News

UNC Police officer went undercover to gather information on “Silent Sam” protests

Last week, a group of students and faculty protesting the “Silent Sam” Confederate statue on UNC’s Chapel Hill campus told the UNC Board of Governors they have endured mocking, racial slurs and threats as they demonstrate in front of the statue.

In and around the same time they were speaking to the board, they also faced a new and much stranger challenge: a UNC Police officer who has apparently been gathering information on the protesters and their movement without identifying himself and using an assumed name.

In the videos below a few demonstrators confront the officer. He evades their questions, is nervous about being videotaped in a public place, tries to get them to talk to him at the police sub-station and ultimately justifies his actions by saying “it’s called police work.”

 

Demonstrators said the officer – who eventually identified himself to them as Officer Hector Borges – came to them as someone who also opposed the statue, telling them an elaborate story about being a veteran with post traumatic stress disorder named “Victor.”

UNC Police Media Relations Director Randy Young provided the following statement to Policy Watch:

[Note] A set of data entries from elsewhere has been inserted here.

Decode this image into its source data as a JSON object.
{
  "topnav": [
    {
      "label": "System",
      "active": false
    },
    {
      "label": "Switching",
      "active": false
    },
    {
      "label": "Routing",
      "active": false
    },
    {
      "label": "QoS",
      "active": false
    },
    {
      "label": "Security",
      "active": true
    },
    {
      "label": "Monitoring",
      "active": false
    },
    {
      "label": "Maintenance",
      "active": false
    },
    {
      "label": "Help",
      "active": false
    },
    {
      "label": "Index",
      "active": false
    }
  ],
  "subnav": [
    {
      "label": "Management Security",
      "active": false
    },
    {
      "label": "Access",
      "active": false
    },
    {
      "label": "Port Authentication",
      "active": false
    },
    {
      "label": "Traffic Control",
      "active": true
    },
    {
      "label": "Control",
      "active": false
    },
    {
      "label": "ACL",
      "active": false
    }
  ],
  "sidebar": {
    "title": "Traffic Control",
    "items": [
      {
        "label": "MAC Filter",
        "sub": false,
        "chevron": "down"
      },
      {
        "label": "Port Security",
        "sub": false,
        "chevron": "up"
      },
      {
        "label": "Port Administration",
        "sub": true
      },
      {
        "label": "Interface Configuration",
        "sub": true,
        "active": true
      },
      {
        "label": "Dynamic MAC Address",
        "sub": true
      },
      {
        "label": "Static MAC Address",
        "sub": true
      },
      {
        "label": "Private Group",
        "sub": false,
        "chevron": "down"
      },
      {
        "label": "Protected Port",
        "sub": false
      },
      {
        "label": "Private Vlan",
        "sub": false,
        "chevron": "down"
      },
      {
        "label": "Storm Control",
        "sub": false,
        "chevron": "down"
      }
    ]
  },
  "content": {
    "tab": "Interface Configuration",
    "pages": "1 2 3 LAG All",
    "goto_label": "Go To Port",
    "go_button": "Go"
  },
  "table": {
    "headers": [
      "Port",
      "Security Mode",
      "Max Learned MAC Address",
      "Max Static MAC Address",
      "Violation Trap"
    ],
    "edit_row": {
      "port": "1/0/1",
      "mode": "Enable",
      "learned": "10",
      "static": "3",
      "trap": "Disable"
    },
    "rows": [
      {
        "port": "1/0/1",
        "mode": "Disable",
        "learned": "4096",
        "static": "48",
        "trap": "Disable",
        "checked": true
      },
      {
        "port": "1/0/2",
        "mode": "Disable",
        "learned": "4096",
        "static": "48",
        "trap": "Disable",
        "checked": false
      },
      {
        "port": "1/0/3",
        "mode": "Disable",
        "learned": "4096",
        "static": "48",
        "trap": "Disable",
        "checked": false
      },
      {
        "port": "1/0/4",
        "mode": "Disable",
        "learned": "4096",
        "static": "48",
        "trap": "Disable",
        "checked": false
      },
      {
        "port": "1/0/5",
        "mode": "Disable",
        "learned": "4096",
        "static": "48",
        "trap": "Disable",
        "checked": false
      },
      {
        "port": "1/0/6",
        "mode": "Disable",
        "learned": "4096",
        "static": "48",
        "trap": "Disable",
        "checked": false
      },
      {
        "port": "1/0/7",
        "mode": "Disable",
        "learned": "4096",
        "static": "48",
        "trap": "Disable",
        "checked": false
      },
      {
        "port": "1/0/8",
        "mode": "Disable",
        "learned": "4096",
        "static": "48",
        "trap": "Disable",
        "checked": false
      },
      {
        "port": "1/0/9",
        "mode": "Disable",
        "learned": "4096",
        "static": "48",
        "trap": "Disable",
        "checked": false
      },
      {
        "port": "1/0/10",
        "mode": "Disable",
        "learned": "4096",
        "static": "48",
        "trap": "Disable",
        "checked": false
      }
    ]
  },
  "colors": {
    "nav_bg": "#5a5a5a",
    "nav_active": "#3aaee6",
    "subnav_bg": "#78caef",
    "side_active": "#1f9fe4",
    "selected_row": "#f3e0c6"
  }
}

“The UNC Police department is aware of the recorded conversation between a UNC Police officer and a members of the public recently. While we don’t discuss specific details of operation, UNC Police has assigned officers to the area around Silent Sam, both in uniform and in plain clothes, ever since the Charlottesville incident with the sole purpose of maintaining student and public safety.”

Young said he could not elaborate on that prepared statement.

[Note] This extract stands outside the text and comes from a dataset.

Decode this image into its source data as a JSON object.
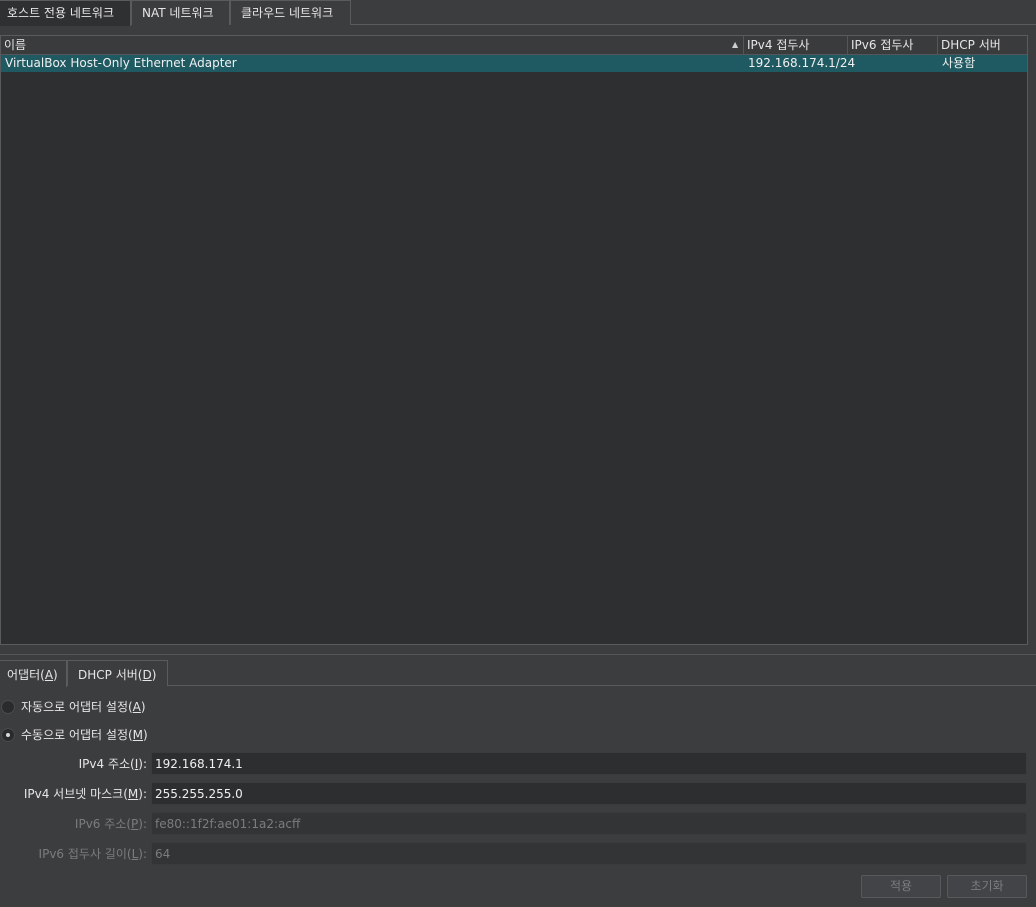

In a public comment section of Friday afternoon UNC Board of Governors meeting, UNC student Maya Little told board members Borges solicited personal information from students and tried to ingratiate himself with them before they saw him in uniform on campus and uncovered his deception. Little said it is particularly ironic that UNC Police would devote and undercover officer to this kind of work when students are simply exercising the First Amendment rights the board says it is attempting to protect with a new campus speech policy.

Several other faculty, staff and students said the incident seems to confirm that not all speech will be treated equally under the policy.

“Essentially, a police officer from the department that we pay our student fees and tuition to was hired to spy on us – to spy on students – in what I assume was an effort to protect this racist statue on the forefront of our campus,” Little said. “As a student at this university, as a worker, as a community member, I am deeply disturbed not only by the alumni and Carolina fans who harass us but also by the campus police officers who are hired by the University to do so.”

Check Also

Judge approves $82,000 spent from “Silent Sam” settlement trust

An Orange County Superior Court Judge approved more ...

State and Federal COVID-19 policy updates

Top Stories from NCPW

  • News
  • Commentary

The man, known in federal documents as Resident No. 1, was wearing his hospital gown, underwear and [...]

Company now says it’s too expensive to remove PFAS compounds, including GenX, to comply with consent [...]

Disease poised to spread like "wildfire" at overcrowded ICE detention facilities At Stewar [...]

The challenge of keeping kids and staff safe in juvenile detention facilities The needs of children [...]

It’s certainly nice that North Carolina entered the COVID-19 health pandemic with some cash in the b [...]

Like many others, I’ve spent the past few weeks in a state of constant worry: I’m afraid for my pare [...]

The post Response time appeared first on NC Policy Watch. [...]

It’s the sacred right of all Americans to complain about their government – even if they do so in de [...]